Andy on Enterprise Software

So many databases…

July 24, 2006

In his ZD Net blog discussing systems management David Berlind raises a useful point: is it possible for a company to truly standardise on a DBMS?  While every CIO would like to be able to say “We only have xxxx” (substitute Oracle/DB2/SQL Server etc as desired) in reality it is virtually impossible to standardise on a single DBMS.  For a start, the sheer weight of existing systems mean that conversion of a system using one DBMS to another is a far from routine activity.  The DBMS systems might all support one of the SQL standard variants, but we all know that in reality much of the code to access a DBMS uses the various proprietary extensions of the database.  Even if you could somehow wave a magic wand and achieve a single DBMS nirvana for your in-house systems, many packages only support particular databases and so you may be forced into a seperate DBMS by a package vendor – few CIO departments have the clout to prevent the business choosing a package that is non-standard if the business wants it enough.  Moreover any attempt at standardisation will be overtaken by acquisitions made by the company, since you certainly can’t assume that every company that you acquire has a single DBMS or that, even if they did, their choice is the same as yours.

The difficulty in actually porting an application from one DBMS to another actually gives a powerful lock-in to DBMS vendors.  If you doubt this, check out the margins of Oracle, Microsoft and IBM’s software business (if you can find it) – net profit margins of 30% or more, which is what Oracle and Microsoft have, are achieved by very few companies in the world.  The trouble companies have is that, while they may be unhappy with a DBMS vendor, they can huff and they can puff at contract negotiation time, but in reality there is very little they can do: the DBMS vendor knows that the cost of migrating off of their platform would dwarf any savings in license costs that could be obtained.
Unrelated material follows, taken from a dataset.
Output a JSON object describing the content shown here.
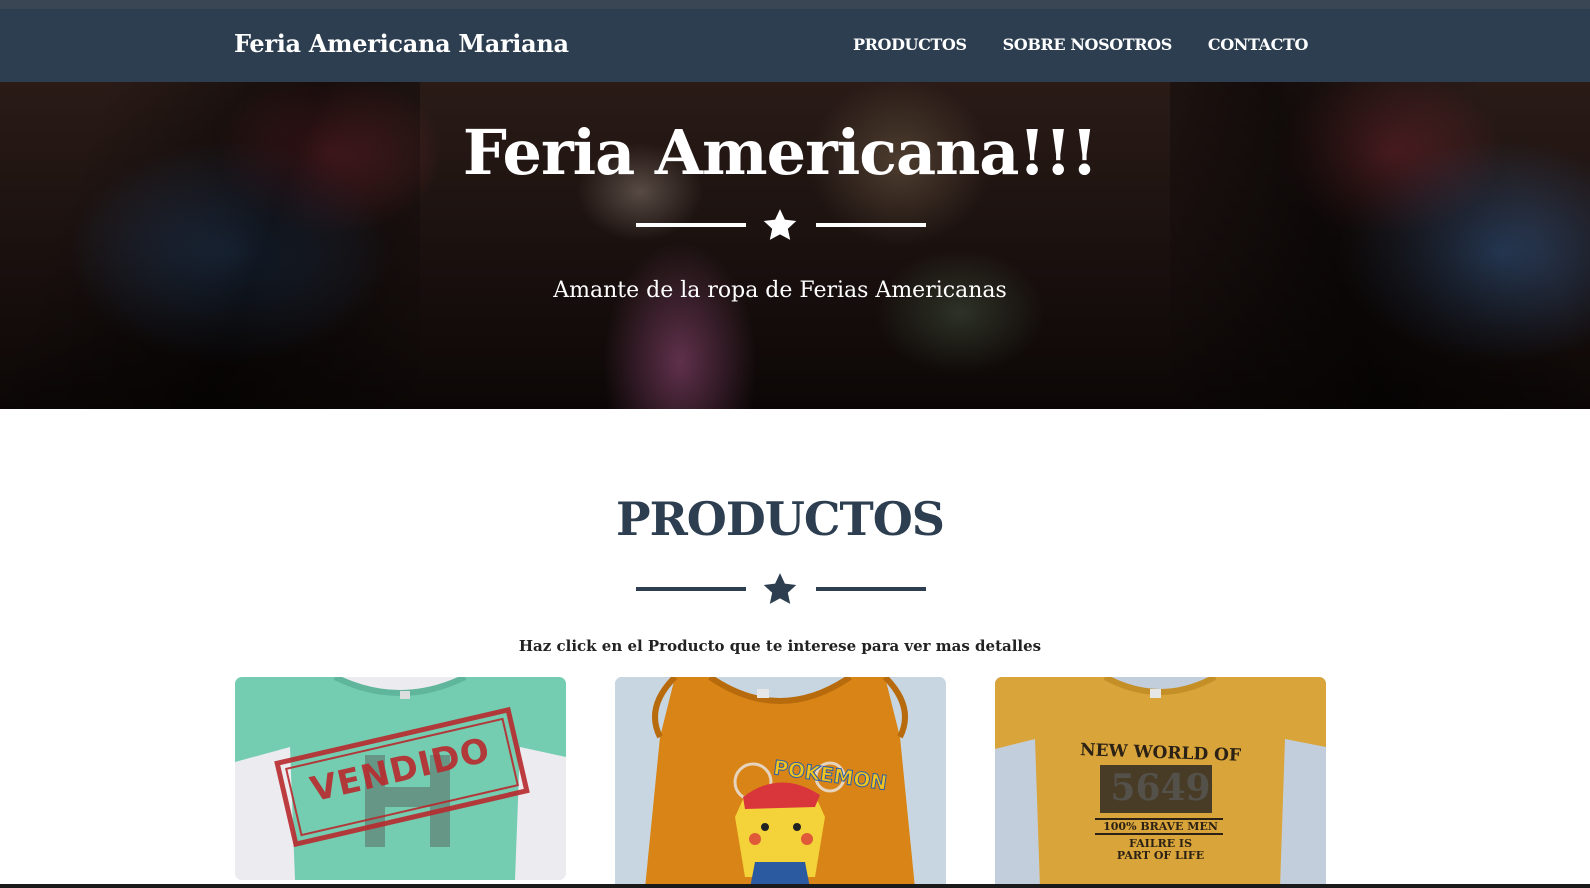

In reality it is the same with applications and the data within them.  Migrating from a major application package is a massive task, so in reality you will have to live to learn with a hetereogeneous world of databases, applications and data, like it or not.  Yet companies spend huge amounts of money  trying to “standardise”, which is essentially only a little more attainable as a goal than the holy grail.  Better to try and manage within the reality and concentrate ion strategies that will allow you to make the most of that situation.  Certainly, you don’t want to allow unnecessary diversity, but you need to carefully look at the true cost/benefit case of trying to eliminate it.